The Odalys City Apartment Hotel designed by Hardel Le Bihan Architectes in Paris is part of the GPRU (Grand projet de renouvellement urbain) for the Porte Pouchet area. The urban renewal programme for the district along the boulevard of the same name is in turn part of an overall plan for redevelopment of the suburbs of Paris which has been underway since 2003. The Porte Pouchet project by urban planners TVK and Michel Guthmann involves an overall transformation of public space to implement new services for enterprise and improve quality of life for citizens in the area. The plan, covering a number of different areas of action, involves renewal and partial demolition of the existing buildings, which date back to the '70s and are in poor condition; creation of new green areas and the new Place Pouchet, a key element of the urban plan; and construction of new office buildings, shopping centre and the recently completed Odalys City complex, designed by Hardel Le Bihan Architectes .
The new hotel is built on a lot on Boulevard Porte Pouchet facing what will be the future Place Pouchet. The volumes and façades in the complex respond to three key problems identified by the architects: incorporation of the new building in a highly varied urban context in terms of the scale and type of adjacent constructions and infrastructure, the relationship with the nearby Borel residential building, and acoustic comfort in the presence of noise from vehicle traffic. The architects built an inclined volume to create an urban landmark marking the presence of the square below it while at the same time establishing a gentler connection with the low volumes of the nearby homes on Rue Rubière.
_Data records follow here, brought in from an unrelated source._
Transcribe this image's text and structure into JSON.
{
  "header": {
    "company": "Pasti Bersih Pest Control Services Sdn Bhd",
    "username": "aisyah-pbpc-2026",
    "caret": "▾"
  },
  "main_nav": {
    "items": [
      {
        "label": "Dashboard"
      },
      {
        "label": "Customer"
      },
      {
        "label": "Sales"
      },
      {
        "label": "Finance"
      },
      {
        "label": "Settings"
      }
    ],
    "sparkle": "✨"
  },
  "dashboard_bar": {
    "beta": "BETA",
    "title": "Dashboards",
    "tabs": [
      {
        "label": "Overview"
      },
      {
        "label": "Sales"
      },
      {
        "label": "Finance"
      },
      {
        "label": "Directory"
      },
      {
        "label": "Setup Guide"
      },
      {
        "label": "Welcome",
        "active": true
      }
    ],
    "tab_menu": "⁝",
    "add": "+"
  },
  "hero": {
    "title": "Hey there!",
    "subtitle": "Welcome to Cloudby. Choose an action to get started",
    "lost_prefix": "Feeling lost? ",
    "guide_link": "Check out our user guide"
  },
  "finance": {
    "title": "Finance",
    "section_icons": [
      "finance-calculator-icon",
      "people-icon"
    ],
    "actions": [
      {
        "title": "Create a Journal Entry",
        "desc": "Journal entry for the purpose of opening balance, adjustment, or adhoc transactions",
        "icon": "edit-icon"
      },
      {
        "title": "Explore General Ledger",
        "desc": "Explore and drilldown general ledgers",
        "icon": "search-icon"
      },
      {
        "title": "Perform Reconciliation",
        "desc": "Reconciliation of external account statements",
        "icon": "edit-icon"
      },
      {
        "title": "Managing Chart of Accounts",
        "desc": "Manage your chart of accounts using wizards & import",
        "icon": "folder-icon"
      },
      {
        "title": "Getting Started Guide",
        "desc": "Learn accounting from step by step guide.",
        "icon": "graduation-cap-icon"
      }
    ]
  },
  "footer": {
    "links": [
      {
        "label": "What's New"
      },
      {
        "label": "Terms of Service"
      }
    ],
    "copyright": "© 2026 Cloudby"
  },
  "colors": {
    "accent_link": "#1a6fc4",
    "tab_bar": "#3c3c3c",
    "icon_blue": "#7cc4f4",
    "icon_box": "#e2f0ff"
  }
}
The presence of the Borel residential block determined a number of important architectural choices in Hardel Le Bihan Architectes’ new building. The architects attempted to respect the visual comfort and privacy of the building’s inhabitants by limiting the vicinity of the two constructions wherever possible. They make use of the site’s natural slope for this purpose, separating the functions of the new building and isolating the retail area in a lower building. The shopping area is in fact located in a volume with a sloping green roof and wooden cladding that looks like an ideal extension of the garden planted with trees that separates the Odalys City Apartment Hotel from the Borel housing block.
The façadecovered with corrugated metal panels featuring a delicate openwork motif is the architectural element distinguishing the new Odalys City Residence in Paris. “The wave of metal panels was created in response to a specific technical requirement: dampening the reverberation of noise from vehicle traffic and ensuring acoustic comfort not only in the hotel rooms but in the urban space as a whole. A second function was then added to this feature’s original purpose: the wave reflects daylight, creating lights, shadows and colours that break up the monotony and cold impersonality of the suburbs. To prevent a sense of monotony on the long wall, the architects have arranged the rooms in such a way that they can group together the windows in sets of two or three. The breakfast room on the sixth floor has floor-to-ceiling windows, adding another characterising element to the façade.
The building’s internal layout is simple and linear; the central corridor receives natural light at either end and in the centre, from the lift core. To ensure the utmost flexibility in the construction and permit future conversion or addition of new functions, the architects concentrate the weight-bearing structure along the corridor and on the façade, separating the rooms with easily removable divider walls.
Design: Hardel Le Bihan Architectes www.hardel-lebihan.fr
Location: Paris, France
Photos: Schnepp Renou, Hardel Le Bihan